[WORK TO BE COMPLETED]:
Look through the entries. Copy each line that has the word "Filter".

○ ○ ○ ○ ○

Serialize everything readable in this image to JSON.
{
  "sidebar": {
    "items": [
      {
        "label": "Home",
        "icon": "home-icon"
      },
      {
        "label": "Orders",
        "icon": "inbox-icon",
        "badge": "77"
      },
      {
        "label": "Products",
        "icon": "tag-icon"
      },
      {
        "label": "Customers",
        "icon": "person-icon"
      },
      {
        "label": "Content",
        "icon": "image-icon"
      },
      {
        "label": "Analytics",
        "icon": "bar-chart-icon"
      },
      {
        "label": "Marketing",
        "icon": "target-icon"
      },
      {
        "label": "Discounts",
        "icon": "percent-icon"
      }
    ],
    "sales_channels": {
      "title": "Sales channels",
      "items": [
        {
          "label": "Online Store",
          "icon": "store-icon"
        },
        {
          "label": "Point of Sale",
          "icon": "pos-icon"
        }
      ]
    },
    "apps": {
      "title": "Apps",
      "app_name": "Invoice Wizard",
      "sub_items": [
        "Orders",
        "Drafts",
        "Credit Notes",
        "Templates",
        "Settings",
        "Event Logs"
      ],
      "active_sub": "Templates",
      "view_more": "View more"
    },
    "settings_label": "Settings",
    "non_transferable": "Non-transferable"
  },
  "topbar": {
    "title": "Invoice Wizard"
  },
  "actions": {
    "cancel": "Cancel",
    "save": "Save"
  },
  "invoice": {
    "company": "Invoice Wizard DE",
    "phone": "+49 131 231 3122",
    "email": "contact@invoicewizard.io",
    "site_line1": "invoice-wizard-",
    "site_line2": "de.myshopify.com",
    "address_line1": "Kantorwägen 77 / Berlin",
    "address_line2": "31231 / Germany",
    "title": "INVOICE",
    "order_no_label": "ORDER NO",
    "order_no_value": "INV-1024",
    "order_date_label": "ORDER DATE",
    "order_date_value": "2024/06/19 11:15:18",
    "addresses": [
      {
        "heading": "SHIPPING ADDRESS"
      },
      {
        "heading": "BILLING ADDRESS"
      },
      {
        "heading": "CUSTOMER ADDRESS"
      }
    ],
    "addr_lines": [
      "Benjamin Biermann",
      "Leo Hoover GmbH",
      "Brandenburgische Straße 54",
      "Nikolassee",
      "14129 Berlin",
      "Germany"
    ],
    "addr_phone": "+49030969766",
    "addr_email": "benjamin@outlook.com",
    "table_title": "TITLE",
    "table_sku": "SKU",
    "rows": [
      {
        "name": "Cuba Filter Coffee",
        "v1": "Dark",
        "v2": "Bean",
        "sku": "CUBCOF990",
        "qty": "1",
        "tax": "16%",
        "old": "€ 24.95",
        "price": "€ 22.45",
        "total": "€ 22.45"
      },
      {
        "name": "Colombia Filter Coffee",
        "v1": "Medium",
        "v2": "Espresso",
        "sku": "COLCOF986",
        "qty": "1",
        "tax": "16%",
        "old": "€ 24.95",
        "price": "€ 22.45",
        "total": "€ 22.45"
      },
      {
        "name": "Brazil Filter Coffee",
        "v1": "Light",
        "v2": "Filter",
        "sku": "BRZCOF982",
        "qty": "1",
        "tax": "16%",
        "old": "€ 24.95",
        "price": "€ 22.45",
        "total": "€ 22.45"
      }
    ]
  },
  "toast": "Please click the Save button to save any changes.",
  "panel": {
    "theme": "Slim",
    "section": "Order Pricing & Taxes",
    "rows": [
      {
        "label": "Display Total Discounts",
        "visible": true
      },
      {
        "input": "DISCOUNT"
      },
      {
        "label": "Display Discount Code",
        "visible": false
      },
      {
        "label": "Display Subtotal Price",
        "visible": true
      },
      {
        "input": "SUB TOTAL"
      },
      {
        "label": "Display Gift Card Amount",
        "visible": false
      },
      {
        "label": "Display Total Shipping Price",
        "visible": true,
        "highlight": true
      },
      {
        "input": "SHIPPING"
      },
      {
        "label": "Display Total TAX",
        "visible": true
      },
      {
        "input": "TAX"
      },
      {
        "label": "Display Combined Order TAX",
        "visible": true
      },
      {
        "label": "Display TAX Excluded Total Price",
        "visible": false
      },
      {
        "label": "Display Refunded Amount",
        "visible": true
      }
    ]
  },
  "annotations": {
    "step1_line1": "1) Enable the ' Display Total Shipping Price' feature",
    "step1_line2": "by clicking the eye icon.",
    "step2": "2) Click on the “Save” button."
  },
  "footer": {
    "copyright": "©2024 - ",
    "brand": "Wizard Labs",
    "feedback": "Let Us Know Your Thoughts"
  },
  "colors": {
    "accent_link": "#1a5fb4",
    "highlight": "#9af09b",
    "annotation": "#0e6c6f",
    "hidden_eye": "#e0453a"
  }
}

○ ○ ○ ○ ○

[SOLUTION TO THE EXERCISE]:
        "name": "Cuba Filter Coffee",
        "name": "Colombia Filter Coffee",
        "name": "Brazil Filter Coffee",
        "v2": "Filter",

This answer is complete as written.